Getting my feet wet with committee service (not, alas, in the Bay)
The overarching theme for my ALA 2015 was getting oriented to committee service. For the past two years, I have co-led an interest group on Preservation Metadata within the Preservation and Reformatting Section of ALCTS, which has been a great opportunity to educate myself on a narrow but pertinent subject for my work overseeing our digitized special collections. At ALA in San Francisco I led my final interest group meeting and began to serve on two ALCTS committees, which are less specialized but more broadly engaged in the profession.
This year’s ALCTS President’s Program Committee is charged with planning a day-long symposium at Midwinter in Boston, as well as the President’s Program at Annual in Orlando. The committee actually started meeting virtually before the official July 1 start date. I’m really, really excited about the speaker we’re inviting for the ALCTS President’s Program, but she (that’s your only clue) hasn’t accepted yet, so I have to stay quiet.
I’m also thrilled to join this year’s LRTS Editorial Board. As a newbie, my primary role will be to serve as a peer reviewer of submitted manuscripts assigned to me by the editor. I’m very much looking forward to participating in the process of developing our field’s body of literature from the vantage point of an Editorial Board. As a once-upon-a-time writing consultant, I believe that offering quality feedback ultimately makes you a stronger writer yourself.
ACRL Digital Scholarship Centers Interest Group

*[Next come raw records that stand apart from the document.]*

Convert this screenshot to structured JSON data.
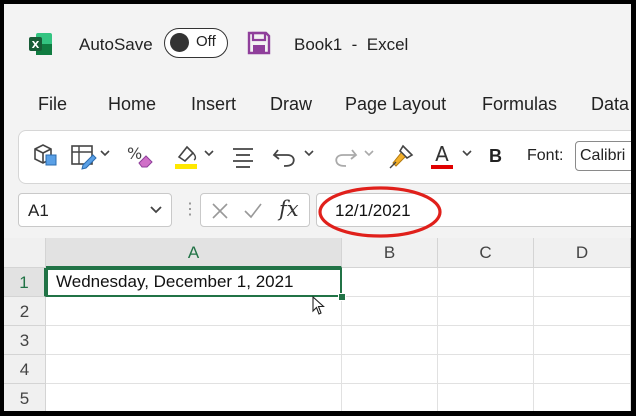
{
  "titlebar": {
    "autosave_label": "AutoSave",
    "autosave_state": "Off",
    "document_title": "Book1  -  Excel"
  },
  "menu": {
    "tabs": [
      "File",
      "Home",
      "Insert",
      "Draw",
      "Page Layout",
      "Formulas",
      "Data"
    ]
  },
  "toolbar": {
    "bold_label": "B",
    "font_label": "Font:",
    "font_value": "Calibri"
  },
  "formula_bar": {
    "name_box": "A1",
    "fx_label": "fx",
    "formula": "12/1/2021"
  },
  "grid": {
    "columns": [
      "A",
      "B",
      "C",
      "D"
    ],
    "rows": [
      "1",
      "2",
      "3",
      "4",
      "5"
    ],
    "cell_a1": "Wednesday, December 1, 2021"
  },
  "colors": {
    "excel_green": "#217346",
    "save_purple": "#8f3f9b",
    "annotation_red": "#e0201b",
    "font_color_red": "#e00000",
    "highlight_yellow": "#ffe800"
  }
}
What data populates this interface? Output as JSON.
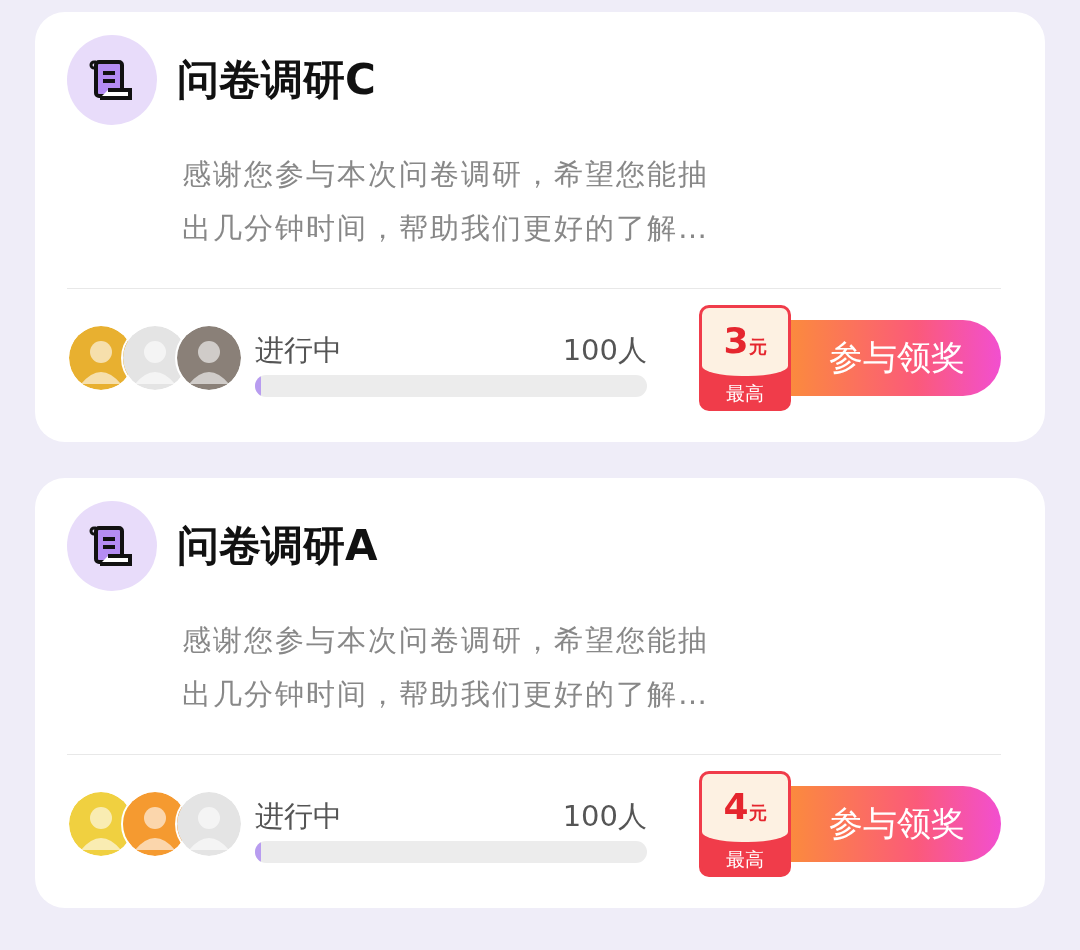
{
  "surveys": [
    {
      "title": "问卷调研C",
      "description": "感谢您参与本次问卷调研，希望您能抽出几分钟时间，帮助我们更好的了解…",
      "avatars": [
        {
          "color": "#e8b030"
        },
        {
          "color": "#e4e4e4"
        },
        {
          "color": "#8a8078"
        }
      ],
      "status": "进行中",
      "count": "100人",
      "level": 0.015,
      "reward_amount": "3",
      "reward_unit": "元",
      "reward_caption": "最高",
      "action": "参与领奖"
    },
    {
      "title": "问卷调研A",
      "description": "感谢您参与本次问卷调研，希望您能抽出几分钟时间，帮助我们更好的了解…",
      "avatars": [
        {
          "color": "#f0d040"
        },
        {
          "color": "#f59a30"
        },
        {
          "color": "#e4e4e4"
        }
      ],
      "status": "进行中",
      "count": "100人",
      "level": 0.015,
      "reward_amount": "4",
      "reward_unit": "元",
      "reward_caption": "最高",
      "action": "参与领奖"
    }
  ]
}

As Susan mentioned, she and I both attended the ACRL Digital Scholarship Centers Interest Group, a newly minted interest group formed in response to the proliferation of Digital Scholarship Centers at campuses all over the map. Joan Lippincott reported on the results of CNI’s Digital Scholarship Centers Workshop, a summary and synthesis I was fortunate to hear at the CNI Fall 2014 Membership Meeting. Also presenting were Zach Coble (Digital Scholarship Specialist) and April Hathcock (Scholarly Communication Librarian) — two people who fill roles very similar to mine and Molly’s within ZSR — about Digital Scholarship Services at NYU Libraries. It was heartening to hear that our Digital Scholarship Unit at ZSR faces many of the same opportunities and challenges as their unit at NYU. We have also developed a similar suite of services with similar staffing resources. Following our unit’s retreat next Monday, we hope to have a plan to clearly communicate our unit’s identity clearly and succinctly, internally and externally.
ACRL Digital Curation Interest Group
Since I’ve been attending ALA, I’ve been attending meetings of the Digital Curation Interest Group. In fact, it’s where Molly and I met for the first time! So it was a pleasure to be one of the presenters this year — on using BiblioBoard Creator to build online exhibits of special collections materials. Thanks to our friends at BiblioLabs, we’ve gotten to play with this new product for building online exhibits almost as soon as it was on the market. Consequently, we’ve been able to offer constructive criticism during a formative stage for BiblioBoard Creator. The story I was trying to tell during my presentation was (1) engaging audiences with institutional history on- and off-campus (2) engaging students in curatorial activities and (3) seeing ourselves as development partners with BiblioLabs, in the same way that we see ourselves as members of other, open-source development communities.